Disadvantages: A number of money and economy-related factors can ultimately affect the companies within the financial services sector, including:
- rising interest rates, since rates that rise too quickly usually result in a demand for credit, which could have a negative impact on particular parts of the financial sector;
- if the spread between long and short-term interest rates drops too far, it could have a struggling effect on the financial sector;
- government legislation which, even though it aims to help protect consumers, can actually have an adverse effect by imposing too much red tape on businesses within the financial sector.
Technology is probably the most fun, at least in terms of practical application because it includes many companies whose sole purpose is to keep us entertained. We’re talking binge-watch giants like Netflix, social media outlets like Snapchat, Pinterest and Twitter, makers of millions of cool things with an “i” in the name Apple as well as Xiaomi, the Chinese electronics company that makes literally everything, from smartphones and TVs to those annoying electric scooters that, though illegal in the UK, seem to be popping up everywhere.
Advantages: It should come as no surprise that technology is the largest single segment of the market, presenting a huge investment opportunity to many types of traders all around the world.

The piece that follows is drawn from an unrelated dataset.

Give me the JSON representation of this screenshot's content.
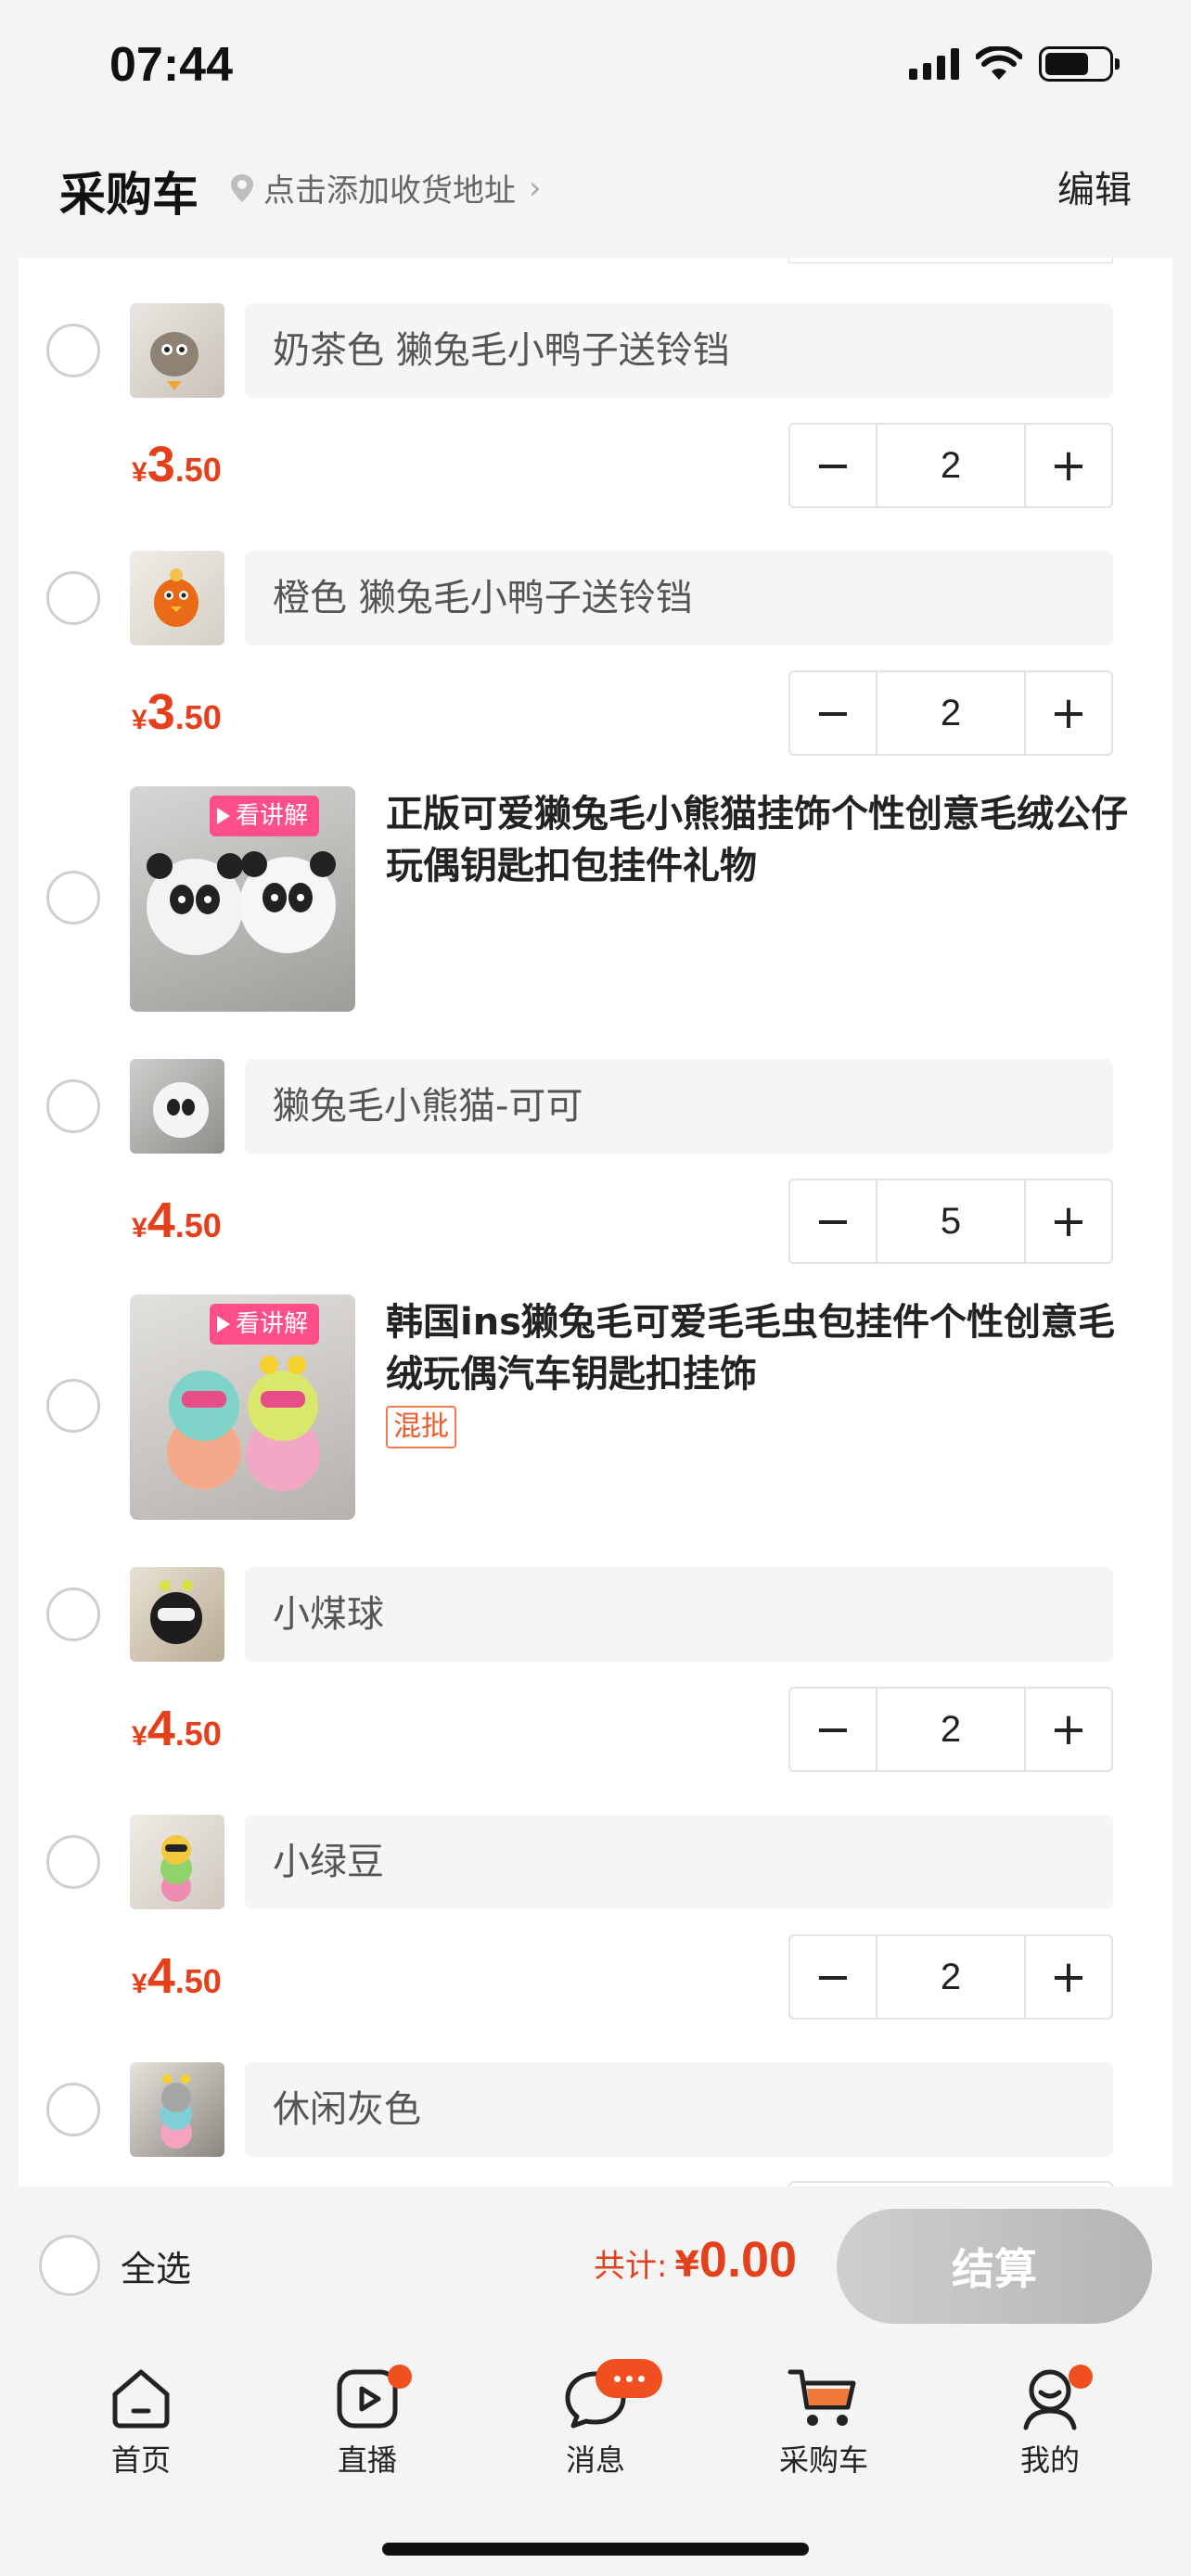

One standout advantage of trading within the technology sector is that it’s MO is focused on innovation, always creating something newer, bigger and better to replace older models. This has given the tech sector the characteristic of above-average growth rates, which has certainly caught the attention of some investors over the years.
Disadvantages: There are the school of investors, however, who are quick to point out that the tech sector has another above-average rating, that being the number of public companies that do not yet produce profits. With no track record an uncertain future, these investors aren’t willing to bet on public excitement alone and choose to steer clear of the entire technology sector altogether.

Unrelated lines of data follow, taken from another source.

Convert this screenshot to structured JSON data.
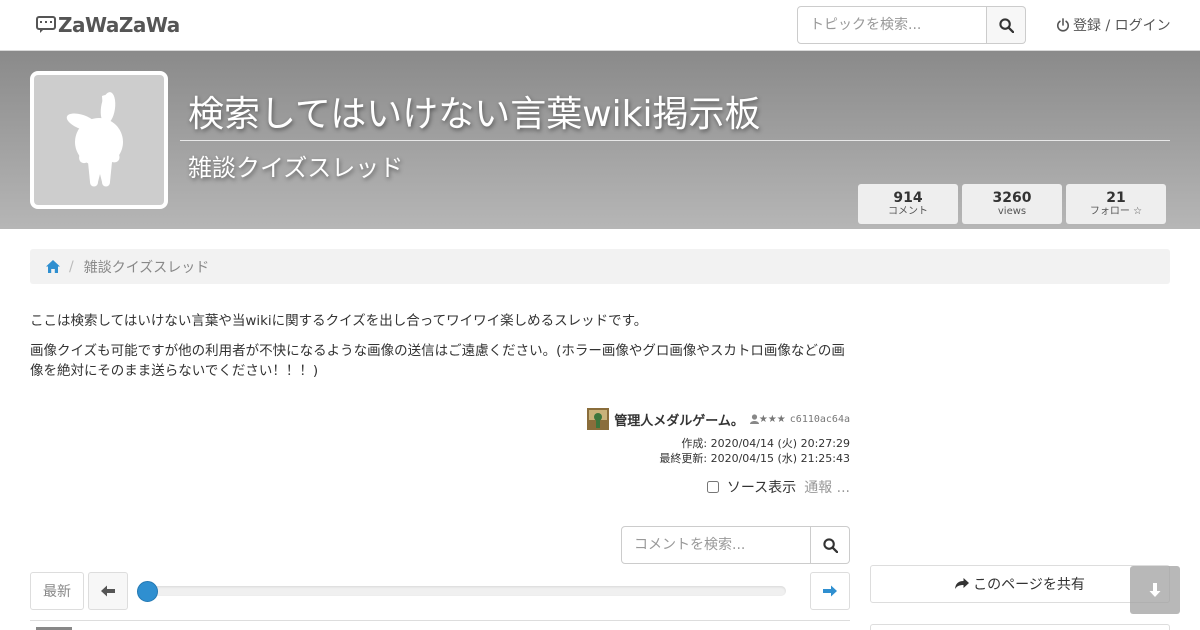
{
  "app": {
    "logo_text": "ZaWaZaWa"
  },
  "navbar": {
    "search_placeholder": "トピックを検索...",
    "search_icon": "search-icon",
    "login_icon": "power-icon",
    "login_label": "登録 / ログイン"
  },
  "header": {
    "title": "検索してはいけない言葉wiki掲示板",
    "subtitle": "雑談クイズスレッド",
    "stats": [
      {
        "value": "914",
        "label": "コメント"
      },
      {
        "value": "3260",
        "label": "views"
      },
      {
        "value": "21",
        "label": "フォロー ☆"
      }
    ]
  },
  "breadcrumb": {
    "home_icon": "home-icon",
    "separator": "/",
    "current": "雑談クイズスレッド"
  },
  "description": {
    "lines": [
      "ここは検索してはいけない言葉や当wikiに関するクイズを出し合ってワイワイ楽しめるスレッドです。",
      "画像クイズも可能ですが他の利用者が不快になるような画像の送信はご遠慮ください。(ホラー画像やグロ画像やスカトロ画像などの画像を絶対にそのまま送らないでください！！！)"
    ]
  },
  "author": {
    "name": "管理人メダルゲーム。",
    "rank": "★★★",
    "id": "c6110ac64a",
    "created": "作成: 2020/04/14 (火) 20:27:29",
    "updated": "最終更新: 2020/04/15 (水) 21:25:43"
  },
  "thread_actions": {
    "source_label": "ソース表示",
    "report_label": "通報 ..."
  },
  "comment_search": {
    "placeholder": "コメントを検索..."
  },
  "pager": {
    "latest_label": "最新",
    "prev_icon": "arrow-left-icon",
    "next_icon": "arrow-right-icon",
    "position": 0
  },
  "sidebar": {
    "share_label": "このページを共有",
    "share_icon": "share-icon",
    "scroll_icon": "arrow-down-icon"
  },
  "colors": {
    "accent": "#2f8fd0",
    "banner_top": "#8a8a8a",
    "banner_bottom": "#b6b6b6"
  }
}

The bottom line
The stock trading industries presented here are just a handful of what’s out there. The contents of your CFD trading portfolio are yours to choose, and we’re not in the business of giving advice. At Vestle, what we are in the business of doing is offering a secure and reliable online CFD trading platform, where you can take as much time as you need to research and educate yourself about today’s financial markets and particular stock trading industries, and trade with confidence when you’re ready.

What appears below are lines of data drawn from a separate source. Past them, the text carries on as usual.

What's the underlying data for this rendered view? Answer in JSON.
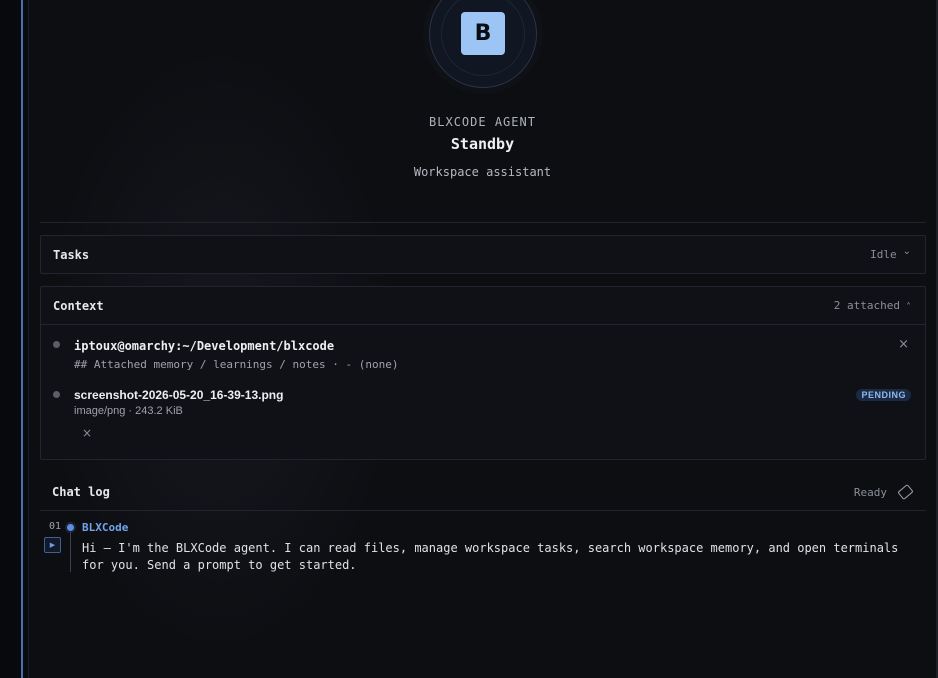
{
  "agent": {
    "avatar_letter": "B",
    "label": "BLXCODE AGENT",
    "status": "Standby",
    "subtitle": "Workspace assistant"
  },
  "tasks": {
    "title": "Tasks",
    "status": "Idle",
    "chevron": "⌄"
  },
  "context": {
    "title": "Context",
    "count_label": "2 attached",
    "chevron": "˄",
    "items": [
      {
        "title": "iptoux@omarchy:~/Development/blxcode",
        "subtitle": "## Attached memory / learnings / notes · - (none)",
        "close": "×"
      },
      {
        "title": "screenshot-2026-05-20_16-39-13.png",
        "subtitle": "image/png · 243.2 KiB",
        "badge": "PENDING",
        "close": "×"
      }
    ]
  },
  "chat": {
    "title": "Chat log",
    "status": "Ready",
    "messages": [
      {
        "number": "01",
        "play": "▶",
        "author": "BLXCode",
        "text": "Hi — I'm the BLXCode agent. I can read files, manage workspace tasks, search workspace memory, and open terminals for you. Send a prompt to get started."
      }
    ]
  },
  "colors": {
    "accent": "#72a4ec",
    "avatar_tile": "#9cc5f5",
    "rail": "#4b6fb3",
    "background": "#0d0e12"
  }
}
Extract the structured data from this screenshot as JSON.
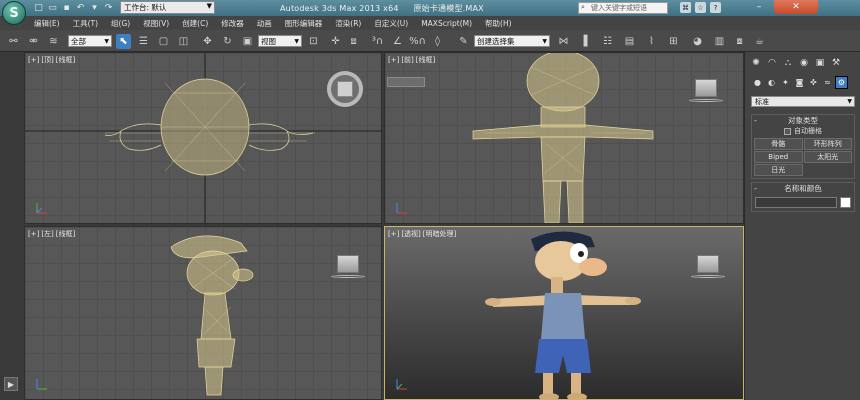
{
  "titlebar": {
    "app_logo": "S",
    "workspace_label": "工作台: 默认",
    "app_name": "Autodesk 3ds Max  2013 x64",
    "file_name": "原始卡通模型.MAX",
    "search_placeholder": "键入关键字或短语"
  },
  "menu": {
    "items": [
      "编辑(E)",
      "工具(T)",
      "组(G)",
      "视图(V)",
      "创建(C)",
      "修改器",
      "动画",
      "图形编辑器",
      "渲染(R)",
      "自定义(U)",
      "MAXScript(M)",
      "帮助(H)"
    ]
  },
  "toolbar": {
    "filter_value": "全部",
    "ref_coord_value": "视图",
    "named_selection_value": "创建选择集"
  },
  "viewports": {
    "top": {
      "label_1": "[+]",
      "label_2": "[顶]",
      "label_3": "[线框]"
    },
    "front": {
      "label_1": "[+]",
      "label_2": "[前]",
      "label_3": "[线框]"
    },
    "left": {
      "label_1": "[+]",
      "label_2": "[左]",
      "label_3": "[线框]"
    },
    "perspective": {
      "label_1": "[+]",
      "label_2": "[透视]",
      "label_3": "[明暗处理]"
    }
  },
  "command_panel": {
    "category_value": "标准",
    "object_type": {
      "title": "对象类型",
      "collapse": "-",
      "autogrid_label": "自动栅格",
      "buttons": [
        "骨骼",
        "环形阵列",
        "Biped",
        "太阳光",
        "日光"
      ]
    },
    "name_color": {
      "title": "名称和颜色",
      "collapse": "-"
    }
  },
  "colors": {
    "wireframe": "#e8d9a0",
    "active_tab": "#3d7fc1",
    "swatch": "#ffffff"
  }
}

The materials contained on this document have been created in cooperation with Vestle and should not in any way be construed, either explicitly or implicitly, directly or indirectly, as investment advice, recommendation or suggestion of an investment strategy with respect to a financial instrument, in any manner whatsoever. CFDs are complex instruments and come with a high risk of losing money rapidly due to leverage. 59.5% of retail investor accounts lose money when trading CFDs with this provider. You should consider whether you understand how CFDs work and whether you can afford to take the high risk of losing your money before investing in any of these stock trading industries. Any indication of past performance or simulated past performance included in this document is not a reliable indicator of future results. Full disclaimer: https://www.vestle.co.uk/legal/analysis-disclaimer.html